using. Repetition can also use to give movement
emphasis.
4. Sequencing and
Development
• Refer to the ordering of movement in a
meaningful way. When movements are
purposely connected to each other, they gain
significance and take on meaning. This is similar
to a word gaining significance. This creates
continuity, helping the audience follow the
intent of the dance.
5. Transitions

• Are needed when movements and dance


phrases are connected. Transitions should work
toward the intent of the dance composition by
connecting the movements and dance phrases
in a meaningful way. Transitional movements
should promote continuity.
6. Unity

• When all the parts works together to contribute


to the whole dance, there is unity. Every
movement, no matter how brief, should work
toward the intent of the composition. Unity is
achieved when the removal of any portion of
the composition damages the whole dance.
7. Variety

• Variety with in a dance composition can engage


and hold an audience interest. Variety can be
incorporated in several ways, selecting unlike
movements to create variety, varying dance
phrases in length and structure, varying spatial,
dynamic body, or relationship aspects when
movements or phrases are repeated, or
presenting movements in retro gate.
Kinds of Dances
- Art of dancing started from the simplest forms of
purer dance expressions performed by an individual
for self satisfaction to the most sophisticated
modern and large scale production in which dance is
the dominant factor.
1. Ballet

• This type of dance has its origin in the

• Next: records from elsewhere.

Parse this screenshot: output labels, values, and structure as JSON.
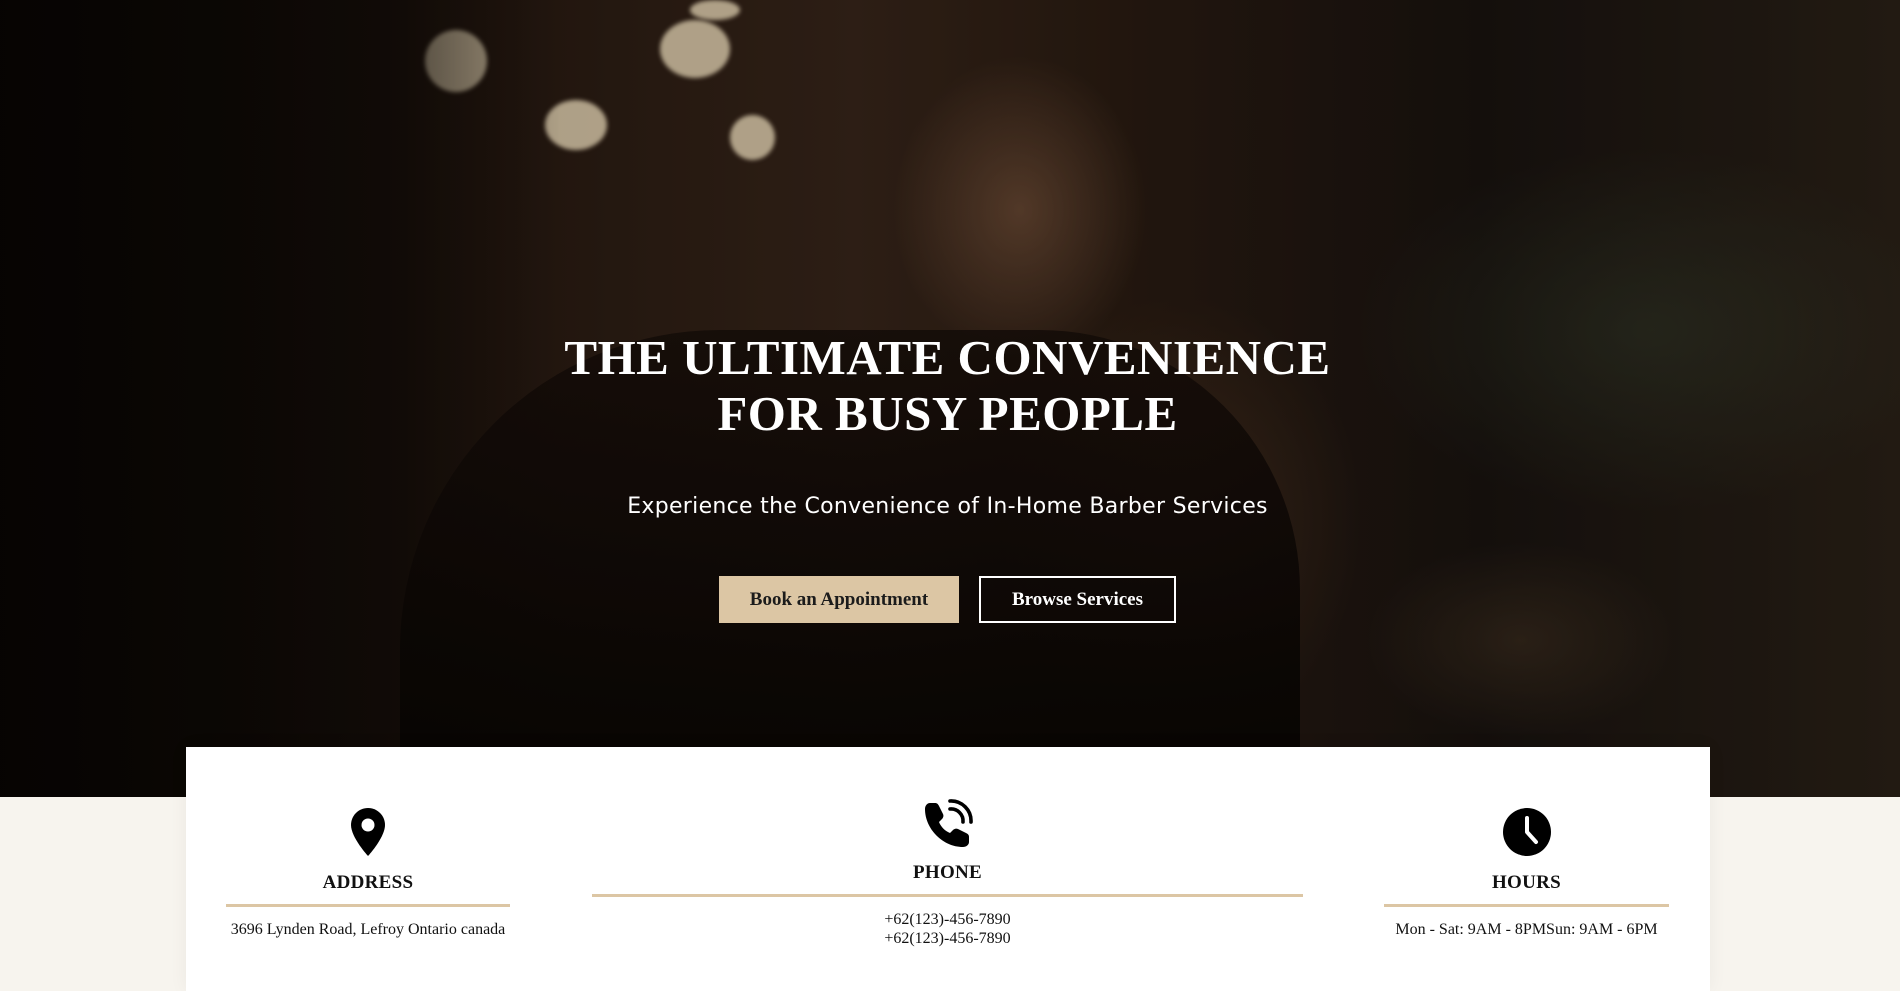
{
  "hero": {
    "title_line1": "THE ULTIMATE CONVENIENCE",
    "title_line2": "FOR BUSY PEOPLE",
    "subtitle": "Experience the Convenience of In-Home Barber Services",
    "primary_button": "Book an Appointment",
    "secondary_button": "Browse Services"
  },
  "info": {
    "address": {
      "icon": "map-pin-icon",
      "title": "ADDRESS",
      "text": "3696 Lynden Road, Lefroy Ontario canada"
    },
    "phone": {
      "icon": "phone-ringing-icon",
      "title": "PHONE",
      "lines": [
        "+62(123)-456-7890",
        "+62(123)-456-7890"
      ]
    },
    "hours": {
      "icon": "clock-icon",
      "title": "HOURS",
      "text": "Mon - Sat: 9AM - 8PMSun: 9AM - 6PM"
    }
  },
  "colors": {
    "accent": "#dcc6a4",
    "card_bg": "#ffffff",
    "page_bg": "#f7f4ee",
    "text_dark": "#111111"
  }
}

royal courts of the middle ages. It is the
great spectacular dance form of the
Western World and perhaps even in our
country today. The term ballet refers to
a series of solo and concerted dances in
which poses and steps are combined
with light flowing figures, accompanied
by music and scenic accessories
expressive of a dramatic story theme or
atmosphere.
• This dance is native to a particular ethnic group. They are
performed by dancers associated with national and cultural
2. Ethnologic groups. Religious rituals (ethnic dances) are designed as
hymns of phrase to a god, or to bring in good fortune in
Dance peace or war. Folk dances expose a great deal about the
culture of a particular people – their beliefs, desire, interests
and habits.
• They are popular type of dancing usually
performed by pairs. They include such forms
as waltz, foxtrot, swing, cha-cha, boogie,
3. Social and tango and the latest rock dances. Most of
them has specific steps and rhythm but many
newer ones allow the dancers to compose
Ballroom dances their own movements as they dance. it is the
kind of dance people do for fun thus it is
called popular dancing.
• Sometimes called contemporary and interpretative dances.
They represent a rebellion against the classical formation of
the ballet: emphasize personal communication of moods and
themes. Modern dance has a dynamic tempo and is vitally
4. Modern precise, spontaneous, free and natural. The movements are
based on the natural movements of the human body. The
Dances dancers stretches, drops, exaggerates, distorts or intensifies
such movement for arts sake. The human body in turn deals
with skill and balance tension and relaxation.
• This type of dance is so called because it is
performed for the entertainment of spectators.
Theatrical dancing includes for the ballet,
5. Theatrical or modern dance, musical comedy dances and tap
dancing. Theatrical dancers may derive
Spectacular Dance satisfaction from creating something beautiful
but their own enjoyments is less important than
their ability to interpret the dance effectively for
the audience.